If convinced of the need, a court can issue a temporary change of custody on a temporary basis. The court will also schedule the case for further proceedings to get evidence regarding the contention that neglect is occurring and custody should be changed.

If you believe that changing child custody is necessary, the legal team at the Law Offices of Peter Van Aulen can schedule an appointment with you to discuss your case. You can reach a child custody attorney at our firm by calling (201) 845-7400.

Client Reviews
Peter has integrity, and values his relationships with his clients beyond his financial relationship with them. For me to say this about any lawyer is really saying something. He is compassionate, straightforward and knowledgeable. I would easily recommend him to anybody. Lewie W.
Peter Van Aulen handled my case with great diligence and integrity. He is also a compassionate individual who realizes what a difficult time divorce can be emotionally. Peter works hard and doesn't take any shortcuts in preparing for a case… I highly recommend Mr. Van Aulen and his staff. Chuck Solomon
Peter is an exceptionally great attorney. He handled my child custody case and was able to ease any of my concerns with honest answers. He always took the time to explain the pros/cons and was always available to answer any questions that I had… I would highly recommend this attorney to anyone who is looking for one. Jessica Cruz
Peter Van Aulen is a very compassionate, honest and straightforward person. He was there for me at my lowest point with a genuine concern not only for my situation, but for me and my child's well being above all… He is fair and he is strong and when push comes to shove he is there for you. Cathy Dodge
Our cousin used Peter's law office to help with a sticky custody situation. He was extremely responsive, very nice and most importantly did an awesome job with the court!
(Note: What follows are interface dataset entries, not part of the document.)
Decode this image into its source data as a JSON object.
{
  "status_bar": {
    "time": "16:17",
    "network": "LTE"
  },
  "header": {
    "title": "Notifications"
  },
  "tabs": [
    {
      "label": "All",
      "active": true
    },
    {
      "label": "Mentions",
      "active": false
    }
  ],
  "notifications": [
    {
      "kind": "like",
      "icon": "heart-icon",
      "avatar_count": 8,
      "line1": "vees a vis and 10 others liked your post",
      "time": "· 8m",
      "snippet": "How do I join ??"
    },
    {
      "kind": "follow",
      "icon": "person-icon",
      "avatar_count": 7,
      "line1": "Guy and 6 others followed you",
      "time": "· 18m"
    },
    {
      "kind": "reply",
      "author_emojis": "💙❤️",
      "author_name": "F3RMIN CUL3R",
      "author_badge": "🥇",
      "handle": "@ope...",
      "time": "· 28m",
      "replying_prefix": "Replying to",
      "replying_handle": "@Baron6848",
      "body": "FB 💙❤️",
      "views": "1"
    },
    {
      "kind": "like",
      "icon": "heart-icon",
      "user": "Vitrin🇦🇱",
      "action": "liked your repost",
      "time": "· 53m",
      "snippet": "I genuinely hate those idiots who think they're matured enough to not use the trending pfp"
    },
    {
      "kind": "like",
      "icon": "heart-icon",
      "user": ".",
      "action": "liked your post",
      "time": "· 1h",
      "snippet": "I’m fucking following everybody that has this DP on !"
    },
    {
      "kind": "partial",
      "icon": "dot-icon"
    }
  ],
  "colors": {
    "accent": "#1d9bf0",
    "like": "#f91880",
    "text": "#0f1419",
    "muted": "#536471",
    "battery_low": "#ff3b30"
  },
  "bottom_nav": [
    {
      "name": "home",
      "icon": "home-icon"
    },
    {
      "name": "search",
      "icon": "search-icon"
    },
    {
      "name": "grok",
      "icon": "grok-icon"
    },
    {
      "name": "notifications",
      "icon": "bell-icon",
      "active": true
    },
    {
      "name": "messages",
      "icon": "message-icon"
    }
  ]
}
He is awesome. Lawrence Polsky

*Results may vary depending on your particular facts and legal circumstances